In 1997, Adidas AG acquired the Salomon Group who specialized in ski wear, and its official corporate name was changed to Adidas-Salomon AG. With this acquisition Adidas also acquired the TaylorMade golf company and Maxfli, which allowed them to compete with Nike Golf.
In 1998, Adidas sued the NCAA over their rules limiting the size and number of commercial logos on team uniforms and team clothing. Adidas withdrew the suit, and the two groups established guidelines as to what three-stripe designs would be considered uses of the Adidas trademark.
As CEO of Adidas, Louis-Dreyfus quadrupled revenue to €5.84 billion ($7.5 billion) from 1993 through 2000. In 2000, he announced he would resign the following year, due to illness.
In 2003, Adidas filed a lawsuit in a British court challenging Fitness World Trading’s use of a two-stripe motif similar to Adidas’s three stripes. The court ruled that despite the simplicity of the mark, Fitness World‘s use was infringing because the public could establish a link between that use and Adidas’s mark.
In September 2004, English fashion designer Stella McCartney launched a joint-venture line with Adidas, establishing a long-term partnership with the corporation. This line is a sports performance collection for women called “Adidas by Stella McCartney”.
In August 2005, Adidas declared its intention to buy Reebok for $3.8 billion (US$). This takeover was completed with partnership in January 2006 and meant that the company had business sales closer to those of Nike in North America. The acquisition of Reebok also allowed Adidas to compete with Nike worldwide as the number two athletic shoemaker in the world.
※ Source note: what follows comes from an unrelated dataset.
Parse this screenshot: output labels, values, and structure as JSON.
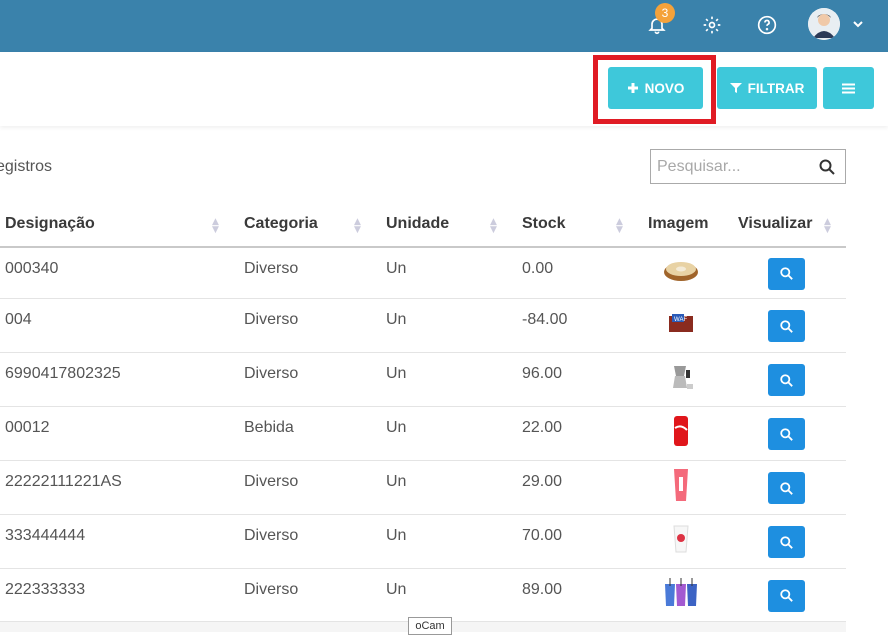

In 2005, Adidas introduced the Adidas 1, the first ever production shoe to use a microprocessor. Dubbed by the company “The World’s First Intelligent Shoe”, it features a microprocessor capable of performing 5 million calculations per second that automatically adjusts the shoe’s level of cushioning to suit its environment. The shoe requires a small, user-replaceable battery that lasts for approximately 100 hours of running. On 25 November 2005, Adidas released a new version of the Adidas 1 with an increased range of cushioning, allowing the shoe to become softer or firmer, and a new motor with 153 percent more torque.
In April 2006, Adidas announced an 11-year deal to become the official NBA clothing provider. The company has been making NBA, NBDL, and WNBA jerseys and products as well as team-coloured versions of the “Superstar” basketball shoe. This deal (worth over $400 million) took over the previous Reebok deal that had been put in place in 2001 for 10 years.
In November 2011, Adidas announced that it would acquire outdoor action sport performance brand Five Ten through a share purchase agreement. The total purchase price was US$25 million in cash at closing.
By the end of 2012, Adidas was reporting their highest revenues ever and Chief Executive Herbert Hainer expressed optimism for the year ahead. Adidas now has global corporate headquarters in Herzogenaurach, Germanyand many other business locations around the world such as London, Portland, Toronto, Tokyo, Australia, Taiwan and Spain.
In January 2015, Adidas launched the footwear industry’s first reservation mobile app. The Adidas Confirmed app allows consumers to get access to and reserve the brand’s limited edition sneakers by using geo targeting technology.
On 24 March 2015, Adidas and McDonald’s unveiled the 2015 McDonald’s All-American uniforms. For the third year in a row, players will be wearing short-sleeved jerseys, made with the same lightweight and breathable material as the ones used in the NBA.
In August 2015, Adidas acquired fitness technology firm Runtastic for approximately $240 million.
In March 2022, Adidas sold Reebok to the Authentic Brands Group, for ca. $2.5 billion.
In August 2022, the company announced that CEO Kasper Rørsted would step down in 2023. Bjørn Gulden became CEO in January 2023.